▸ **Task requirements**:
For each line of the material, check for the string "title"; then state how many lines had it, giving only the number.

**** Exercise material

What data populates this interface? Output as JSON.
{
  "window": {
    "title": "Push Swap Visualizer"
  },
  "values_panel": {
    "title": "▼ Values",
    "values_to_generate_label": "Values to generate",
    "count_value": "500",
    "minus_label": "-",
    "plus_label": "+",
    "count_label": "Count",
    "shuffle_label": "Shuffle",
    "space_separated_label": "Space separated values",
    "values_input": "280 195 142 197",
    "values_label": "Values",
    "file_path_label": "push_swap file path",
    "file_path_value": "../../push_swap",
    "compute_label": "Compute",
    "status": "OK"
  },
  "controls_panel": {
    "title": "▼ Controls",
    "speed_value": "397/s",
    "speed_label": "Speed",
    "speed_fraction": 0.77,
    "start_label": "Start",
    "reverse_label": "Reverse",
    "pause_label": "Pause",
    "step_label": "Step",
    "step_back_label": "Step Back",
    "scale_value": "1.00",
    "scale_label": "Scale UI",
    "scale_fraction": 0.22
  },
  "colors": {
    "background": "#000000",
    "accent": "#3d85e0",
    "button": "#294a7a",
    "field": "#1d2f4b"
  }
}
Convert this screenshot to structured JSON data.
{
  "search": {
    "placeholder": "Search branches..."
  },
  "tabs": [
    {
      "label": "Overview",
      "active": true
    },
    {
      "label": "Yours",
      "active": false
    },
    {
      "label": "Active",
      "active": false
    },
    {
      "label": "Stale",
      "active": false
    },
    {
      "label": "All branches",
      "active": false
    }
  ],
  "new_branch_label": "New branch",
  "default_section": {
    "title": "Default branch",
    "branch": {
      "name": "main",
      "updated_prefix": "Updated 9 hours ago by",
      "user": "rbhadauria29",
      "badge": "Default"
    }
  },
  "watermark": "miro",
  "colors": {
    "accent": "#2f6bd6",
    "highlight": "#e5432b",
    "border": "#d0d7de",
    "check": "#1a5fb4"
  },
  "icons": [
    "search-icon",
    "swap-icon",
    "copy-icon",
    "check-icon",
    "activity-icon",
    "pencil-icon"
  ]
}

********

▸ **Solution to this task**:
4